• **ABOUT THIS EXERCISE**: Should a picture appear anywhere in the data, omit it and copy everything else exactly.

• **MATERIAL FOR THIS EXERCISE**:
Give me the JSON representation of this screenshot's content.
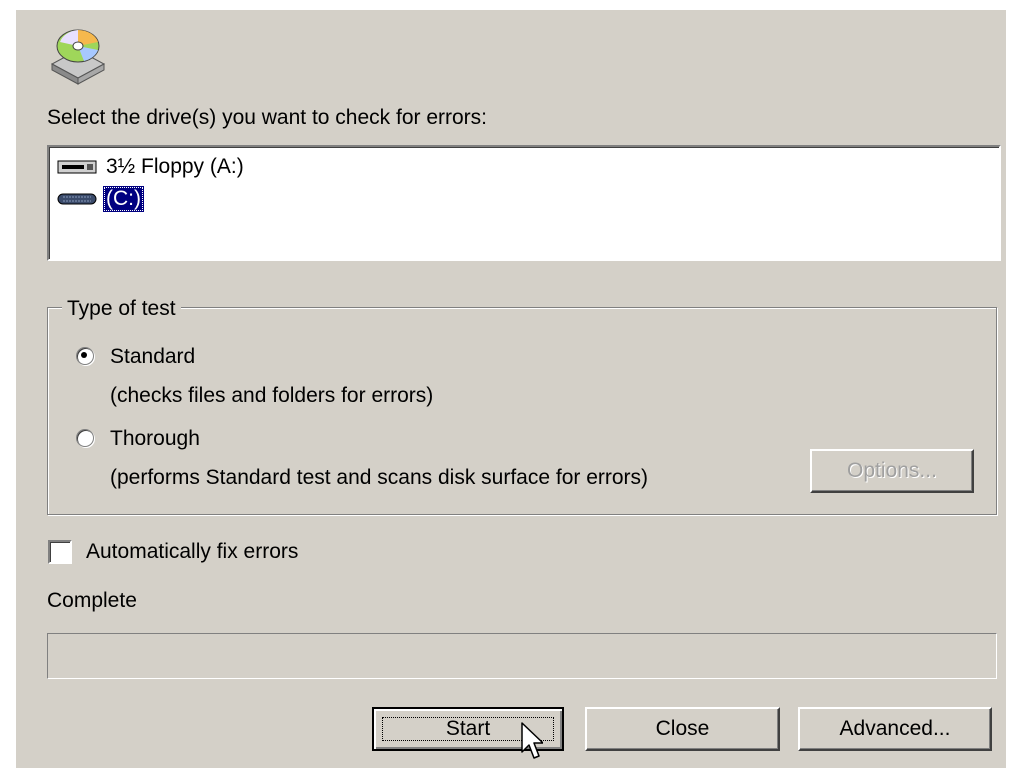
{
  "prompt": "Select the drive(s) you want to check for errors:",
  "drives": [
    {
      "label": "3½ Floppy (A:)",
      "icon": "floppy-drive-icon",
      "selected": false
    },
    {
      "label": "(C:)",
      "icon": "hard-drive-icon",
      "selected": true
    }
  ],
  "test_type": {
    "title": "Type of test",
    "options": [
      {
        "label": "Standard",
        "description": "(checks files and folders for errors)",
        "checked": true
      },
      {
        "label": "Thorough",
        "description": "(performs Standard test and scans disk surface for errors)",
        "checked": false
      }
    ],
    "options_button": "Options..."
  },
  "auto_fix": {
    "label": "Automatically fix errors",
    "checked": false
  },
  "status": {
    "label": "Complete",
    "progress": 0
  },
  "buttons": {
    "start": "Start",
    "close": "Close",
    "advanced": "Advanced..."
  },
  "colors": {
    "dialog": "#d4d0c8",
    "selection": "#000080"
  },
  "icons": {
    "app": "disk-check-icon",
    "cursor": "mouse-pointer-icon"
  }
}
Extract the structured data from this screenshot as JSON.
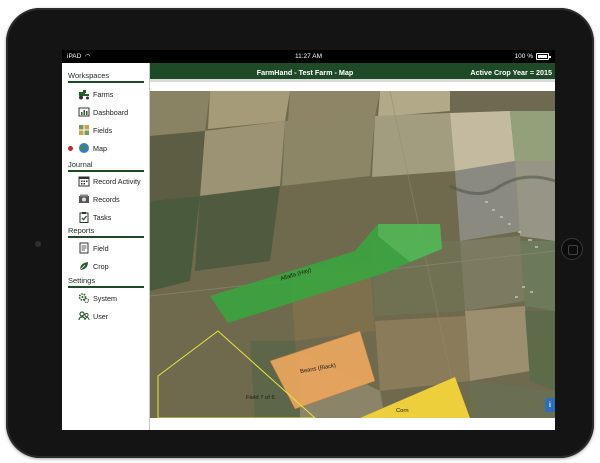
{
  "status_bar": {
    "carrier": "iPAD",
    "time": "11:27 AM",
    "battery": "100 %"
  },
  "header": {
    "title": "FarmHand - Test Farm - Map",
    "crop_year": "Active Crop Year = 2015"
  },
  "sidebar": {
    "workspaces": {
      "heading": "Workspaces",
      "items": [
        {
          "label": "Farms",
          "icon": "tractor-icon"
        },
        {
          "label": "Dashboard",
          "icon": "dashboard-icon"
        },
        {
          "label": "Fields",
          "icon": "fields-grid-icon"
        },
        {
          "label": "Map",
          "icon": "globe-icon",
          "active": true
        }
      ]
    },
    "journal": {
      "heading": "Journal",
      "items": [
        {
          "label": "Record Activity",
          "icon": "calendar-icon"
        },
        {
          "label": "Records",
          "icon": "records-icon"
        },
        {
          "label": "Tasks",
          "icon": "clipboard-check-icon"
        }
      ]
    },
    "reports": {
      "heading": "Reports",
      "items": [
        {
          "label": "Field",
          "icon": "field-report-icon"
        },
        {
          "label": "Crop",
          "icon": "leaf-icon"
        }
      ]
    },
    "settings": {
      "heading": "Settings",
      "items": [
        {
          "label": "System",
          "icon": "gears-icon"
        },
        {
          "label": "User",
          "icon": "users-icon"
        }
      ]
    }
  },
  "map": {
    "fields": [
      {
        "label": "Alfalfa (Hay)",
        "color": "#3aa53f"
      },
      {
        "label": "Beans (Black)",
        "color": "#e8a55f"
      },
      {
        "label": "Corn",
        "color": "#f3d43a"
      },
      {
        "label": "Field 7 of 6",
        "color": "#e6e63a"
      }
    ],
    "info_label": "i"
  },
  "colors": {
    "brand_green": "#1f4a28",
    "active_indicator": "#c22a2a"
  }
}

• **YOUR SOLUTION**:
Give me the JSON representation of this screenshot's content.
{
  "prompt": "Select the drive(s) you want to check for errors:",
  "drives": [
    {
      "label": "3½ Floppy (A:)",
      "icon": "floppy-drive-icon",
      "selected": false
    },
    {
      "label": "(C:)",
      "icon": "hard-drive-icon",
      "selected": true
    }
  ],
  "test_type": {
    "title": "Type of test",
    "options": [
      {
        "label": "Standard",
        "description": "(checks files and folders for errors)",
        "checked": true
      },
      {
        "label": "Thorough",
        "description": "(performs Standard test and scans disk surface for errors)",
        "checked": false
      }
    ],
    "options_button": "Options..."
  },
  "auto_fix": {
    "label": "Automatically fix errors",
    "checked": false
  },
  "status": {
    "label": "Complete",
    "progress": 0
  },
  "buttons": {
    "start": "Start",
    "close": "Close",
    "advanced": "Advanced..."
  },
  "colors": {
    "dialog": "#d4d0c8",
    "selection": "#000080"
  },
  "icons": {
    "app": "disk-check-icon",
    "cursor": "mouse-pointer-icon"
  }
}
Extract the structured data from this screenshot as JSON.
{
  "status_bar": {
    "carrier": "iPAD",
    "time": "11:27 AM",
    "battery": "100 %"
  },
  "header": {
    "title": "FarmHand - Test Farm - Map",
    "crop_year": "Active Crop Year = 2015"
  },
  "sidebar": {
    "workspaces": {
      "heading": "Workspaces",
      "items": [
        {
          "label": "Farms",
          "icon": "tractor-icon"
        },
        {
          "label": "Dashboard",
          "icon": "dashboard-icon"
        },
        {
          "label": "Fields",
          "icon": "fields-grid-icon"
        },
        {
          "label": "Map",
          "icon": "globe-icon",
          "active": true
        }
      ]
    },
    "journal": {
      "heading": "Journal",
      "items": [
        {
          "label": "Record Activity",
          "icon": "calendar-icon"
        },
        {
          "label": "Records",
          "icon": "records-icon"
        },
        {
          "label": "Tasks",
          "icon": "clipboard-check-icon"
        }
      ]
    },
    "reports": {
      "heading": "Reports",
      "items": [
        {
          "label": "Field",
          "icon": "field-report-icon"
        },
        {
          "label": "Crop",
          "icon": "leaf-icon"
        }
      ]
    },
    "settings": {
      "heading": "Settings",
      "items": [
        {
          "label": "System",
          "icon": "gears-icon"
        },
        {
          "label": "User",
          "icon": "users-icon"
        }
      ]
    }
  },
  "map": {
    "fields": [
      {
        "label": "Alfalfa (Hay)",
        "color": "#3aa53f"
      },
      {
        "label": "Beans (Black)",
        "color": "#e8a55f"
      },
      {
        "label": "Corn",
        "color": "#f3d43a"
      },
      {
        "label": "Field 7 of 6",
        "color": "#e6e63a"
      }
    ],
    "info_label": "i"
  },
  "colors": {
    "brand_green": "#1f4a28",
    "active_indicator": "#c22a2a"
  }
}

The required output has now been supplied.